There’s an interesting public policy question in the NY Times this morning. An editorial details a dilemma in Albany, New York State over the application of a ‘soda tax’ – a ‘penny-per-ounce’ tax on sugary drinks. Here are the arguments:
- The tax would give a recession-hit city a new way of raising revenue without recourse to increased direct taxation.
- The tax would fulfil public health goals, discouraging the consumption of sugary drinks. This would have a long-term positive impact on the city’s obesity problem.
- The tax would raise public awareness of the dangers of poor food and drink choices, which would also have a long-term beneficial impact.
- Indirect taxation is regressive. Poorer households will pay a disproportionate cost.
- And why should choices be made on people’s behalf about what is good or bad for them?
- In this particular case, there is a powerful commercial lobbying interest too.
What to do? Our own work with Volterra revealed how difficult more indirect taxation (through user charges or taxes similar to the above on tobacco, alcohol etc) would be to apply progressively in an already quite redistributive system. But on the other hand, how can socially responsible behaviour be encouraged without using these kind of ‘hard’ levers? (less a ‘nudge’, and more like a shove!).
In the end, the issue comes down to choices.

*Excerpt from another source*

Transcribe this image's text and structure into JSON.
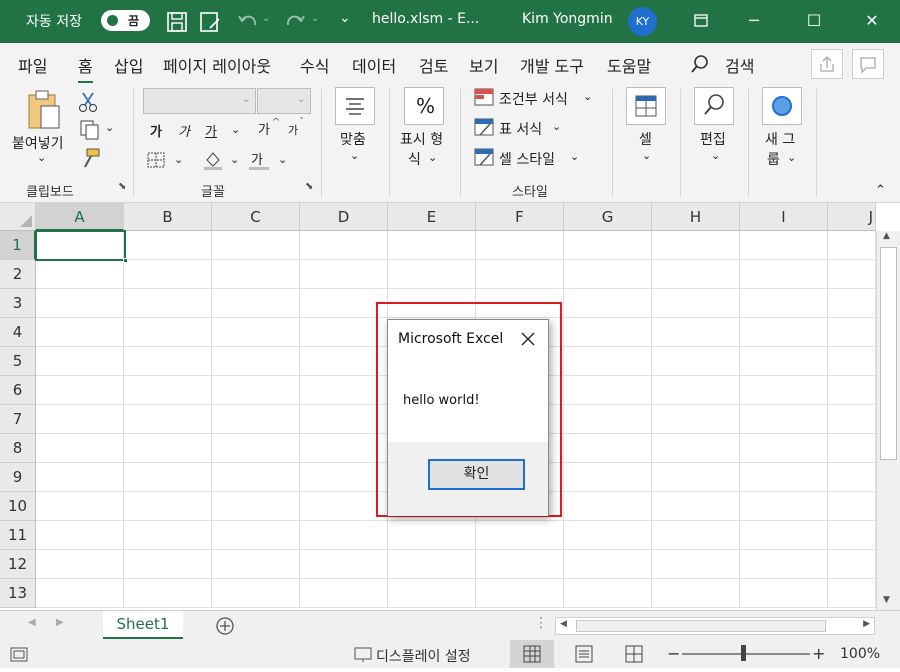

No right answer. And this brings us back to the age-old question of political legitimacy. How connected are local decision-makers to the people for whom they are making decisions? To what extent are the perspectives of those consuming fizzy drinks and those legislating on them aligned? Tough decisions are surely more legitimate (and palatable) if they are made close to the people they affect – and in proper consultation with them.
But in order to make this consultation work, people need good information. That is where the power of the commercial lobby can be distortive and malign. And that is what can turn dilemmas of this type into mud fights where self-interest, public good and mandated political authority are hard to disentangle.